Media Releases

Councils court out over rates debt collection

Gabrielle Upton – Minister for Local Government

Tuesday 27 November 2018

NSW local councils are being encouraged to work with people who have unpaid rates to get on payment plans instead of taking ratepayers to court. Local Government Minister Gabrielle Upton and Attorney General Mark Speakman today released new Debt Management and Hardship Guidelines and called on all councils in NSW to review their policies and procedures to treat ratepayers more fairly. Ms Upton said the State’s 128 councils collect more than $4 billion in rates each year which fund roads, footpaths, libraries, parks and swimming pools.

“While there’s no doubt councils must recover unpaid rates, the guidelines make it clear councils must work better with their ratepayers on payment terms without going to court straight away, especially for those suffering financial hardship such as loss of employment, illness, separation or death in the family.
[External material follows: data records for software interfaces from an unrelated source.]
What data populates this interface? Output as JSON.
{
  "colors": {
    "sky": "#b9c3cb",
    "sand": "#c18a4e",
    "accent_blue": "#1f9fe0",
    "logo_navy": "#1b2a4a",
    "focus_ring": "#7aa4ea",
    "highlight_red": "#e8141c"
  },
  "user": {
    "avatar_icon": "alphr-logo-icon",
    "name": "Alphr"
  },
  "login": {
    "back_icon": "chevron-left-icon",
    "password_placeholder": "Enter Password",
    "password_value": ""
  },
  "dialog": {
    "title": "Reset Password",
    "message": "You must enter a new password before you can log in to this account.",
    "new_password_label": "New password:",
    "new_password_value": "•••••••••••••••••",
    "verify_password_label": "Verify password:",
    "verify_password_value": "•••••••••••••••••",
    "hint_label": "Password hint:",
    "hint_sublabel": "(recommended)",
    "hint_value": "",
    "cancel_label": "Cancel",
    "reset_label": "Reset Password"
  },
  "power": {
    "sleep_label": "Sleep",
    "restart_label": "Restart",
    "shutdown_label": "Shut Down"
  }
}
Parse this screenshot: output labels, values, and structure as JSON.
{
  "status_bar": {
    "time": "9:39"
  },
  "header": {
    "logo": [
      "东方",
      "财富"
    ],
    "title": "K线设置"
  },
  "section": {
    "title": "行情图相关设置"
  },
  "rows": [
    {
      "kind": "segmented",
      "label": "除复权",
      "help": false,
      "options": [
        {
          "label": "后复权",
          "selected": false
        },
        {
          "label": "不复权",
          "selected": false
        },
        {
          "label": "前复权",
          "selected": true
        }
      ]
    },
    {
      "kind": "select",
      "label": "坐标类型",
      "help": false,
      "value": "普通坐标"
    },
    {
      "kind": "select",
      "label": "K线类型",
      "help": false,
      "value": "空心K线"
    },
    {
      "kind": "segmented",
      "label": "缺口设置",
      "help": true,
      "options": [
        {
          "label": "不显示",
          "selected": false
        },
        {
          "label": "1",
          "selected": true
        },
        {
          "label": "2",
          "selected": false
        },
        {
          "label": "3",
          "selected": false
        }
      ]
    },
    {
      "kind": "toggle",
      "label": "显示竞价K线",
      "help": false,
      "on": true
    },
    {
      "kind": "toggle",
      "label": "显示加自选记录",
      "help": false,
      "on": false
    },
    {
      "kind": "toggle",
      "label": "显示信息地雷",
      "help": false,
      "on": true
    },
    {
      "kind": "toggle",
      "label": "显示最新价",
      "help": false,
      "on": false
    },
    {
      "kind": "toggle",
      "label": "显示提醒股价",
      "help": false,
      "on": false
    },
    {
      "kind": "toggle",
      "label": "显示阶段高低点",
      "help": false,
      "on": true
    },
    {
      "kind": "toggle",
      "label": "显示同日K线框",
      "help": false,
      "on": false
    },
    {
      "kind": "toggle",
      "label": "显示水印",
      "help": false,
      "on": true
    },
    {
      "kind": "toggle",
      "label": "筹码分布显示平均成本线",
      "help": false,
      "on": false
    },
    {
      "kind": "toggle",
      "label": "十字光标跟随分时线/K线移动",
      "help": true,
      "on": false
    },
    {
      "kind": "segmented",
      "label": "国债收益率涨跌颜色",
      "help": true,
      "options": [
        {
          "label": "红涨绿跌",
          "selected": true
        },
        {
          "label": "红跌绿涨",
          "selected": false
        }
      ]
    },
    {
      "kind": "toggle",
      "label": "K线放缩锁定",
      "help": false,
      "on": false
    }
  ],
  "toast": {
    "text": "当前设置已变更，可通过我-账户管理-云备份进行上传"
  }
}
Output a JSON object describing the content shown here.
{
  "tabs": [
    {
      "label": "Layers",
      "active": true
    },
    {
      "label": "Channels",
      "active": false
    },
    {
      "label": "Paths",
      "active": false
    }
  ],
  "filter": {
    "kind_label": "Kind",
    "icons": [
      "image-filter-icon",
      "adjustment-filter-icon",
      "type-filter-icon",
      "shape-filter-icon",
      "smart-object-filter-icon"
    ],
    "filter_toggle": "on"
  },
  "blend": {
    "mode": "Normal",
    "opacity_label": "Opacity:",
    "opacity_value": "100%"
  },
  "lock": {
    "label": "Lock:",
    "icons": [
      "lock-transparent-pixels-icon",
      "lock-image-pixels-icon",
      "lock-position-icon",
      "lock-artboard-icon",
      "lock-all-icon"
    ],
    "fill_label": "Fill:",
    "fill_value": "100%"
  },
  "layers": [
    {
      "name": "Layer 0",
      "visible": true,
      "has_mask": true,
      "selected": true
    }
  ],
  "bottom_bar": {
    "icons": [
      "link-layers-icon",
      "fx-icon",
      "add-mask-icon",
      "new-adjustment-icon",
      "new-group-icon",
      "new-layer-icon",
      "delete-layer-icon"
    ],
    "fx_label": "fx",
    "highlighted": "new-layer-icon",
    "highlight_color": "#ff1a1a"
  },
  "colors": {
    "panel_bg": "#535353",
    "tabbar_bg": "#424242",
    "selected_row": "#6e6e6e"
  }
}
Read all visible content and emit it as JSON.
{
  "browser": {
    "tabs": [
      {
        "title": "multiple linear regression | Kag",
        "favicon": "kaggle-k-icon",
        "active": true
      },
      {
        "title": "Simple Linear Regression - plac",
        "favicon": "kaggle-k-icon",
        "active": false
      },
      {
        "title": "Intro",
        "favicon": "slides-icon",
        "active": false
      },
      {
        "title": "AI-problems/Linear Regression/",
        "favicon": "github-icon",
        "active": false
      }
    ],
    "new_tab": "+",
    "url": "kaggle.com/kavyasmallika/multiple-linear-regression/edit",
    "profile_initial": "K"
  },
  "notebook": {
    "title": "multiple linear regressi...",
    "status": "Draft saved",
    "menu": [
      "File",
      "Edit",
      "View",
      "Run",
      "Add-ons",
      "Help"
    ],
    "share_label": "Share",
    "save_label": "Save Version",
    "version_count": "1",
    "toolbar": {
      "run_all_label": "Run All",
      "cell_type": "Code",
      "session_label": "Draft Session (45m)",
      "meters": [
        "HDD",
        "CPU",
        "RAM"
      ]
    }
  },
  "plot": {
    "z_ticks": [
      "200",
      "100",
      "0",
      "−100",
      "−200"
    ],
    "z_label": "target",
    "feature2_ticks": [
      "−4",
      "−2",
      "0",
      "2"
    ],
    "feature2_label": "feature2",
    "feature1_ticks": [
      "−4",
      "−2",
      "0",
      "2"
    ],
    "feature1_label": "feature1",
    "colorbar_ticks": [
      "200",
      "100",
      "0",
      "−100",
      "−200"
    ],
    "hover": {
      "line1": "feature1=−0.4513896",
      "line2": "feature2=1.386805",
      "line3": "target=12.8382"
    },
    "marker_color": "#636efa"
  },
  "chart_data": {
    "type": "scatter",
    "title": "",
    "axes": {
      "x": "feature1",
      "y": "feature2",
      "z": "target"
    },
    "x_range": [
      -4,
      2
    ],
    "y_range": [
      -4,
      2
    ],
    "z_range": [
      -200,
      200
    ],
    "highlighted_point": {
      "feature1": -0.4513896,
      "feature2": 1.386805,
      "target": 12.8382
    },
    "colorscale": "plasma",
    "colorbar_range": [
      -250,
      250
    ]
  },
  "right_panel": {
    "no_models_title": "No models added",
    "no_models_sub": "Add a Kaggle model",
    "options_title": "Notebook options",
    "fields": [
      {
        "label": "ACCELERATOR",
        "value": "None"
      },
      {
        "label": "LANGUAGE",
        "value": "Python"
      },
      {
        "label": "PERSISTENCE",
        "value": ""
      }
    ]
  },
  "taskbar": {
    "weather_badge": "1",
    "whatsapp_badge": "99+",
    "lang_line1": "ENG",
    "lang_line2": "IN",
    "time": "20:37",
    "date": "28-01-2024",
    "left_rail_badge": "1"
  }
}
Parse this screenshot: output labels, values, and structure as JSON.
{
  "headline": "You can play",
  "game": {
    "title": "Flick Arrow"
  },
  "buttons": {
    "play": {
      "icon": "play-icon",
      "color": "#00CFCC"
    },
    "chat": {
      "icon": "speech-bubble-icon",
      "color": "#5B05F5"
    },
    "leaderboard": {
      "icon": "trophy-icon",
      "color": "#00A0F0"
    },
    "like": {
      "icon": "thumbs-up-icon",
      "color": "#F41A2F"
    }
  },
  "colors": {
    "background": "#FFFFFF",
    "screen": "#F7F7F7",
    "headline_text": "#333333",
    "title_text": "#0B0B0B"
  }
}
“While many councils have good practices to support ratepayers in hardship, I want all councils to do this. The new guidelines give a fairer go to ratepayers,” Ms Upton said. Mr Speakman urged councils to take court action as a last resort.

“Council actions to recover debts for unpaid rates make up 30 per cent of Local Court civil matters. More than 80 per cent of these claims involved amounts less than $2,000 and a high proportion were settled, paid or written off by councils before judgement,” Mr Speakman said.

“This adds to costs suffered by both councils and ratepayers through legal fees.”

The guidelines promote a range of strategies and actions councils can use to help ratepayers pay on time including:

  • a ‘stop the clock’ approach to suspend debt recovery, legal action and interest accrual while a ratepayer’s hardship application is awaiting determination or while they are complying with a payment plan;
  • tailored plans and flexible payment options including weekly, fortnightly and monthly instalments;
  • promoting Centrepay as a voluntary way for people to pay their rates directly from their Centrelink payments;
  • discounts to provide incentives for prompt payment in full;
  • greater discounts for pensioners facing hardship;
  • options for ratepayers to receive their rates and pay their rates electronically; and simplified rates notices including information in relevant languages.

The guidelines have been issued by the Office of Local Government under the Local Government Act and can be found at All NSW councils must take them into account when developing and implementing debt management and hardship policies and procedures.

MEDIA: Alan Gale  |0418 892 778